Records from a data source:
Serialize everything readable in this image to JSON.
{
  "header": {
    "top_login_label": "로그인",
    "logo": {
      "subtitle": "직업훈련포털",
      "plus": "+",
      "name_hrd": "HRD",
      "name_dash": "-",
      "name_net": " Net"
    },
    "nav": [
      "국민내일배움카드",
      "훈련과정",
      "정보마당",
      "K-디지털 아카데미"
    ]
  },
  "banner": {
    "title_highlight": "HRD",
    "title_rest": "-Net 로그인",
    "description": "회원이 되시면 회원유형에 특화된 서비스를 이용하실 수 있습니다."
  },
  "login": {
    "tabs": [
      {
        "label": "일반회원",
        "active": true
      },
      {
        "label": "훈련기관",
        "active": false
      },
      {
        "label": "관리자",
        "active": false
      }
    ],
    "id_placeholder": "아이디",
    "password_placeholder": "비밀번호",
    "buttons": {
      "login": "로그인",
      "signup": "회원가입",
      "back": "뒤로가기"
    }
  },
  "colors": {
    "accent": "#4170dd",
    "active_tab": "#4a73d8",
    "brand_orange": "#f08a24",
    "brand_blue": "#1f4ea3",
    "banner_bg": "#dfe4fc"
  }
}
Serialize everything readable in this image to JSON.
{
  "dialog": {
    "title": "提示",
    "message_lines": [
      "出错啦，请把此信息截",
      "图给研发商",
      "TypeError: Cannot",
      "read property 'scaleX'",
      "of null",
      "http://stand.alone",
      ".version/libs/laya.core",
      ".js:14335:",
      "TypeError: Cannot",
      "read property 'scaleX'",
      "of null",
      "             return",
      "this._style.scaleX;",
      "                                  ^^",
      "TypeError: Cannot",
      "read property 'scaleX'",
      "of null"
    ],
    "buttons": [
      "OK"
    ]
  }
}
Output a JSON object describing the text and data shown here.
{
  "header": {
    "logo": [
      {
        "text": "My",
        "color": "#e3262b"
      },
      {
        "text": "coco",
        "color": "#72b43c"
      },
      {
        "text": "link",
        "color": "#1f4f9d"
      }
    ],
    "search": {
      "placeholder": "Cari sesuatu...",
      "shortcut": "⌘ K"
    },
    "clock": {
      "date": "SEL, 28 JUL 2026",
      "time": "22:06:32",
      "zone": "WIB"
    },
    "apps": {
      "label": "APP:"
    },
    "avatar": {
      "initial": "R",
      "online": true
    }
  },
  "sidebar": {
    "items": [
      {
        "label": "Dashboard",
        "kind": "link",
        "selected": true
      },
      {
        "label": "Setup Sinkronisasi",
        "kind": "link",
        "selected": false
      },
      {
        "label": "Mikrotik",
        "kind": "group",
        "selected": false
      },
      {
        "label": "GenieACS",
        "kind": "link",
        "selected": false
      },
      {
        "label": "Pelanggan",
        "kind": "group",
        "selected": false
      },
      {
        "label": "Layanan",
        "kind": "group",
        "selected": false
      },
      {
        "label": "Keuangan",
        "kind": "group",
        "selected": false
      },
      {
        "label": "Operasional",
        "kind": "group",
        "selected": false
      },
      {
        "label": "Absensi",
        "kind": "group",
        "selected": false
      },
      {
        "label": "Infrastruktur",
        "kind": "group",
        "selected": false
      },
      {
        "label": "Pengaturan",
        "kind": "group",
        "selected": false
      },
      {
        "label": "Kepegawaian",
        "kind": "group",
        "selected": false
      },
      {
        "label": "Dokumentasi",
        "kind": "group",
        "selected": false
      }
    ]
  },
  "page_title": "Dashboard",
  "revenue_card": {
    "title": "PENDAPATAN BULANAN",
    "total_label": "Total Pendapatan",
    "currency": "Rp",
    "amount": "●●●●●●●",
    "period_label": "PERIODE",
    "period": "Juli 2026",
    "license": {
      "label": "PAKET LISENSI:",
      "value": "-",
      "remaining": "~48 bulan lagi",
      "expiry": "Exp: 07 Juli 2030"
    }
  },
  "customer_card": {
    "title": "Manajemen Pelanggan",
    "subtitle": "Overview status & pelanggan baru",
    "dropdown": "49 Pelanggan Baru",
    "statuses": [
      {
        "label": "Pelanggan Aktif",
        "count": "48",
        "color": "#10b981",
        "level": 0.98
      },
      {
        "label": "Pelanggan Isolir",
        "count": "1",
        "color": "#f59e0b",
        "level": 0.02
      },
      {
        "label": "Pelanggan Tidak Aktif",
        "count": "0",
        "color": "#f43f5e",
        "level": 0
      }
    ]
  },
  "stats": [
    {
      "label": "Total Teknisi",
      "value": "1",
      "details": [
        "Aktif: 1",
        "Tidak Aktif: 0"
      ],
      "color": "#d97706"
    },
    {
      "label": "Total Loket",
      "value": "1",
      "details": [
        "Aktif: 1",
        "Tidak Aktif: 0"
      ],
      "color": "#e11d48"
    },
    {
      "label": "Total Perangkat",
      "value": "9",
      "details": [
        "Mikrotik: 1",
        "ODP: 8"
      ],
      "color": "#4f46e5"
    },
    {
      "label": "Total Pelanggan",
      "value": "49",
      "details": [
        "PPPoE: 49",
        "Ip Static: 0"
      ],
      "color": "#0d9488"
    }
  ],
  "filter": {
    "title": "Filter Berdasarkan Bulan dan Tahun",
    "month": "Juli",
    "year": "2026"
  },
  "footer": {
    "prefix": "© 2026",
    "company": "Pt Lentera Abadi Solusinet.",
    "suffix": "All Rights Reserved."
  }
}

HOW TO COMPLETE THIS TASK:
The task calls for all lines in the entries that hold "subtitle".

RESPONSE:
      "subtitle": "직업훈련포털",
    "subtitle": "Overview status & pelanggan baru",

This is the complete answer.